What to do - Below are some records; find each line that carries the word "formula" and copy it.

(App and web page records)
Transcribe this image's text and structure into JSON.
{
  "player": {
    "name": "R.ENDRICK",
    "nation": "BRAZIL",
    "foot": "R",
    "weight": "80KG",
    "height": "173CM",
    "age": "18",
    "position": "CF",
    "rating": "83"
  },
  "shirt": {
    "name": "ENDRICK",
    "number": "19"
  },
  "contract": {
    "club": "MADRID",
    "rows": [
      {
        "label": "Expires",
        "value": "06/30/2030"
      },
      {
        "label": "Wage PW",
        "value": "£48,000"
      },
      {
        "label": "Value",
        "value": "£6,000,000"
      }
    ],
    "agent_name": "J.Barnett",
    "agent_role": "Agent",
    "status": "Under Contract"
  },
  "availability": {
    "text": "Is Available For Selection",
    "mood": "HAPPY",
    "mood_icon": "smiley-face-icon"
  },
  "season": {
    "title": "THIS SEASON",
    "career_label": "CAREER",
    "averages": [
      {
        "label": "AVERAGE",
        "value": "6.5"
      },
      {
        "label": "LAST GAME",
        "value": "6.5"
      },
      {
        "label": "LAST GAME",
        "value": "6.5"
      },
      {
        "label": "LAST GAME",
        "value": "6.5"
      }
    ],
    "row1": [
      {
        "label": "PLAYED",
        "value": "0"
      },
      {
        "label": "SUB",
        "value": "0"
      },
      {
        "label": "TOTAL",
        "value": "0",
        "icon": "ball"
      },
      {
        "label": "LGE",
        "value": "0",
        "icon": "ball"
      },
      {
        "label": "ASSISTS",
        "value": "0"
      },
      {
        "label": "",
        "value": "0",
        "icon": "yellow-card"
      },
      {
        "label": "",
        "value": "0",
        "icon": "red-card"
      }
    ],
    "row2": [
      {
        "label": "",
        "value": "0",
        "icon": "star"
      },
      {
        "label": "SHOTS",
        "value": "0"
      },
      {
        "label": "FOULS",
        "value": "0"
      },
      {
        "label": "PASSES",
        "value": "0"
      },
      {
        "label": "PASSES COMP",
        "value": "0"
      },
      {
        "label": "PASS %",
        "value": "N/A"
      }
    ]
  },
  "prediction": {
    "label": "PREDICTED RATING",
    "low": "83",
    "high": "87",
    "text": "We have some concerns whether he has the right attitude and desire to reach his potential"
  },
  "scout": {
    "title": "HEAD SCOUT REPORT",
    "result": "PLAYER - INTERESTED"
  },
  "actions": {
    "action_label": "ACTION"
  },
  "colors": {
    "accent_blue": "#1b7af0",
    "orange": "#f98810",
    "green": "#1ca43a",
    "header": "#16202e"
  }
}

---

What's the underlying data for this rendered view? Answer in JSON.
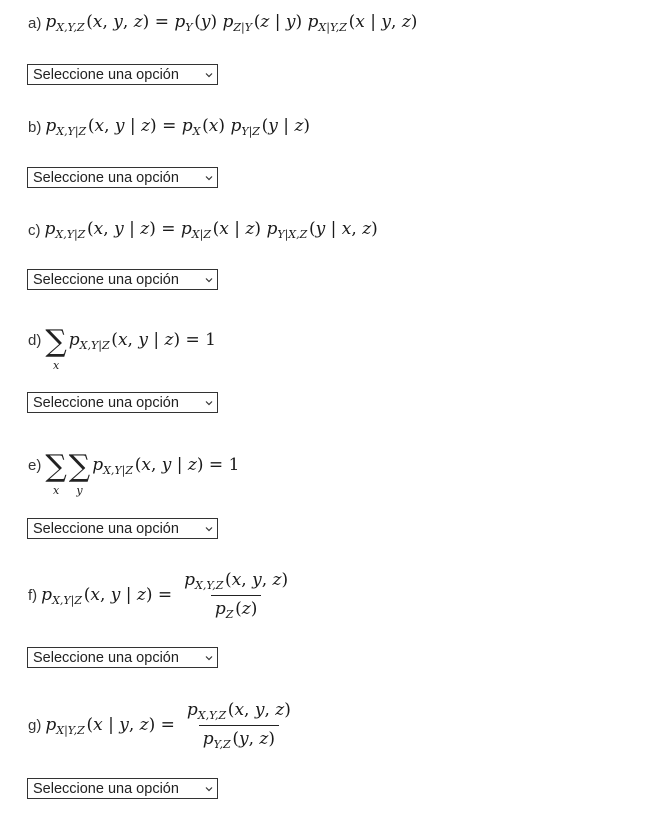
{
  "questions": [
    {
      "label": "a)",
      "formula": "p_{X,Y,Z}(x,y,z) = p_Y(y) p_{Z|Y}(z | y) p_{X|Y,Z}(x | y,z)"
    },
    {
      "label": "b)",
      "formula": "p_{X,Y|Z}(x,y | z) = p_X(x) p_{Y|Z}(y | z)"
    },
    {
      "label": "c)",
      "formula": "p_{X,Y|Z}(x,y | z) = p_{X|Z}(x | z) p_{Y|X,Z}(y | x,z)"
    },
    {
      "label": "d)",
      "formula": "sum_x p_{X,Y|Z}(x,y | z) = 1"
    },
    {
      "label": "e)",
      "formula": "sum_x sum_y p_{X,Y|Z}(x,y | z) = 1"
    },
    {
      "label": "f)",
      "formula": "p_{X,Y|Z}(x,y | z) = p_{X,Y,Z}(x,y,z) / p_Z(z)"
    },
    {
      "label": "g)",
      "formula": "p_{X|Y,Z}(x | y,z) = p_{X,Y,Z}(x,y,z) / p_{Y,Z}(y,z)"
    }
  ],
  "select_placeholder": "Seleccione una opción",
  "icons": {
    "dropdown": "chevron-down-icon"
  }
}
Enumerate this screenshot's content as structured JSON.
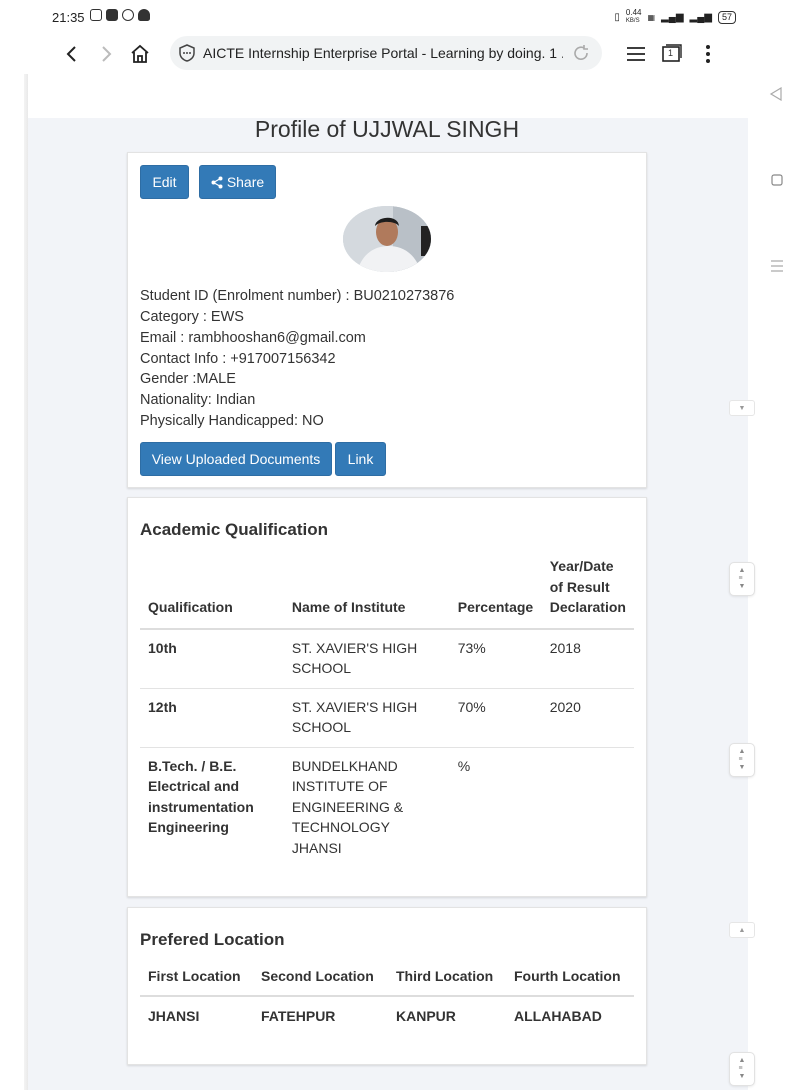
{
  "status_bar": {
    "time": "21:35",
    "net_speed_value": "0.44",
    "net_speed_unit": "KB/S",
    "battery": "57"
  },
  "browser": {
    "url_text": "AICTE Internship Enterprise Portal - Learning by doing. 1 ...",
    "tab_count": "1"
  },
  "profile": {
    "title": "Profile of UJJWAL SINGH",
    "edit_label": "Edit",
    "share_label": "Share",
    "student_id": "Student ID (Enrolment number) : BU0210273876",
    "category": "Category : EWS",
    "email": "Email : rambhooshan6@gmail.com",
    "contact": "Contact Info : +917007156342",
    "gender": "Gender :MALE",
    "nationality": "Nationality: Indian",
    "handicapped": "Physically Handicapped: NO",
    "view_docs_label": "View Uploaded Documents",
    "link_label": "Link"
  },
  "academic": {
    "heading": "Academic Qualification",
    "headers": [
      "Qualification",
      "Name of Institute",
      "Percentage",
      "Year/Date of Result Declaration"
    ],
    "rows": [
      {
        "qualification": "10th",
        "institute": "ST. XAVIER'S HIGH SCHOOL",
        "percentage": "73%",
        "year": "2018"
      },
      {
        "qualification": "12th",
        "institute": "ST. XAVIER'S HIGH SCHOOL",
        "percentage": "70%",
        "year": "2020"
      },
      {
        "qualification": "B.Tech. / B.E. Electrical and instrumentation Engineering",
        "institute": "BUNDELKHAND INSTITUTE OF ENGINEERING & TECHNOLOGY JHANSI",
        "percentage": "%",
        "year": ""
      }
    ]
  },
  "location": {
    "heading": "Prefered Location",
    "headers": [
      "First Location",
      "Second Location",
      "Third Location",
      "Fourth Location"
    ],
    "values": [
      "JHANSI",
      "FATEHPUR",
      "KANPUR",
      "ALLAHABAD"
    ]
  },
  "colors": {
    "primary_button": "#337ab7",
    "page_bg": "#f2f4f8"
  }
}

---

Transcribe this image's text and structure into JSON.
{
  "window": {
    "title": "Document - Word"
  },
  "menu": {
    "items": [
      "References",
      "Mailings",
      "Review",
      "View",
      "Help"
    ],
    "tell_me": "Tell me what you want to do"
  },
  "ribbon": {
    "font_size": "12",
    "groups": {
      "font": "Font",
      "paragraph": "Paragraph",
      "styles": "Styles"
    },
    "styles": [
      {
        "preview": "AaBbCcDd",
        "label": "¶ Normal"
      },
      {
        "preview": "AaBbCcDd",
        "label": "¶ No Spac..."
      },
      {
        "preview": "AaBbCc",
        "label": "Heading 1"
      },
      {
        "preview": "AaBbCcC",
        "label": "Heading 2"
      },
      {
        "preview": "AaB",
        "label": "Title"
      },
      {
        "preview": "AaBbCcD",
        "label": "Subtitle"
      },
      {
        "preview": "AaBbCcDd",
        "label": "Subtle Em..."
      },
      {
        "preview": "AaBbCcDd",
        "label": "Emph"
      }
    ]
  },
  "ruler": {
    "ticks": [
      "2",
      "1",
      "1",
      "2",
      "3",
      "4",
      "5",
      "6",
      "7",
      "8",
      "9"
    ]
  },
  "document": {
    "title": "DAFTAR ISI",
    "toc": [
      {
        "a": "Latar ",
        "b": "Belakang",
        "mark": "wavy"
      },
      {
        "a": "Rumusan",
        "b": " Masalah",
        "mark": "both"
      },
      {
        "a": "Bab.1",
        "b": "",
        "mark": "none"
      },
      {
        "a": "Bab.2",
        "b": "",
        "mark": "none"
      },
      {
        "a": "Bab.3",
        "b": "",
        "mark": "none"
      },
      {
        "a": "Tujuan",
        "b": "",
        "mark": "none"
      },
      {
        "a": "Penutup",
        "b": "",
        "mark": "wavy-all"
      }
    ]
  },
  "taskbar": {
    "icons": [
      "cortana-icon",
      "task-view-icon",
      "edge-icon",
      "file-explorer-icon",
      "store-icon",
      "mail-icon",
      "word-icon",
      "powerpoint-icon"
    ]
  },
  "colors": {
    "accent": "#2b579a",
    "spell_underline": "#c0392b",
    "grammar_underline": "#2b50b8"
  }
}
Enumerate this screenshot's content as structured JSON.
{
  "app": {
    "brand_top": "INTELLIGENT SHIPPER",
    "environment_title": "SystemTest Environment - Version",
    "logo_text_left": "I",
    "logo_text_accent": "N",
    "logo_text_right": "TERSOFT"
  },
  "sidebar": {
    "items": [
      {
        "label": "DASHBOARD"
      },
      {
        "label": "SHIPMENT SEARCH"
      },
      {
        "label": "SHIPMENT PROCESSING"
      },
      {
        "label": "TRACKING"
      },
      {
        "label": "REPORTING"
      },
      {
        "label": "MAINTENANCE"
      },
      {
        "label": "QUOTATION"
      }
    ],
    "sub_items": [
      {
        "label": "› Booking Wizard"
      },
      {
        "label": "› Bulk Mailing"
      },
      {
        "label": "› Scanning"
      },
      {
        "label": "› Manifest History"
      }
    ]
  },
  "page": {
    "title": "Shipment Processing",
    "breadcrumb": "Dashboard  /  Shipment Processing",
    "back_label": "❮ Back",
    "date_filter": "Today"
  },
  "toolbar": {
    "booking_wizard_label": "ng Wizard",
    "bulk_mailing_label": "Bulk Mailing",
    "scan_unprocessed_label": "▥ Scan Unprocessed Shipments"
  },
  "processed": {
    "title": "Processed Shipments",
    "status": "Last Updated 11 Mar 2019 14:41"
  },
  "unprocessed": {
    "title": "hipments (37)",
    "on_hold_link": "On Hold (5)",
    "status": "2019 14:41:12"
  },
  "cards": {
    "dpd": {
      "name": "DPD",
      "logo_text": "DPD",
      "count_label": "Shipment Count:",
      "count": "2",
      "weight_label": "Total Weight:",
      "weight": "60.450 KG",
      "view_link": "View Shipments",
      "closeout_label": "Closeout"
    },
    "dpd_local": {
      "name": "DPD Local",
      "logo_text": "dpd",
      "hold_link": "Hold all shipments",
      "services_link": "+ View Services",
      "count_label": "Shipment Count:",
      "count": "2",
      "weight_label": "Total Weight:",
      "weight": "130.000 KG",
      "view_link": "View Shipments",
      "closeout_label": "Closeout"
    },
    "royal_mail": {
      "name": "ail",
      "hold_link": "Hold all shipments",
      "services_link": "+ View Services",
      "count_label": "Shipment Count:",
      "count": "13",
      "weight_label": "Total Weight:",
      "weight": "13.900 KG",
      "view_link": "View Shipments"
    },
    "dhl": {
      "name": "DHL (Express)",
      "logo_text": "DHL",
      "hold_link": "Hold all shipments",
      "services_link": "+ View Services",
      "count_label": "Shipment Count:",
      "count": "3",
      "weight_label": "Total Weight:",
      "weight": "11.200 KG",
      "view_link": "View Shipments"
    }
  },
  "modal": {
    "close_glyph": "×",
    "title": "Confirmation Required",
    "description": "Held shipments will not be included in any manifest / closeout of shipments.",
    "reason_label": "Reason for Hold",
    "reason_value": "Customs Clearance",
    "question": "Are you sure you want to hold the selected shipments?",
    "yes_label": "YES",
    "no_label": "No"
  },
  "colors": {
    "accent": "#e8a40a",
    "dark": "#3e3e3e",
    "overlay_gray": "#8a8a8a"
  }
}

Output -
      "formula": "p_{X,Y,Z}(x,y,z) = p_Y(y) p_{Z|Y}(z | y) p_{X|Y,Z}(x | y,z)"
      "formula": "p_{X,Y|Z}(x,y | z) = p_X(x) p_{Y|Z}(y | z)"
      "formula": "p_{X,Y|Z}(x,y | z) = p_{X|Z}(x | z) p_{Y|X,Z}(y | x,z)"
      "formula": "sum_x p_{X,Y|Z}(x,y | z) = 1"
      "formula": "sum_x sum_y p_{X,Y|Z}(x,y | z) = 1"
      "formula": "p_{X,Y|Z}(x,y | z) = p_{X,Y,Z}(x,y,z) / p_Z(z)"
      "formula": "p_{X|Y,Z}(x | y,z) = p_{X,Y,Z}(x,y,z) / p_{Y,Z}(y,z)"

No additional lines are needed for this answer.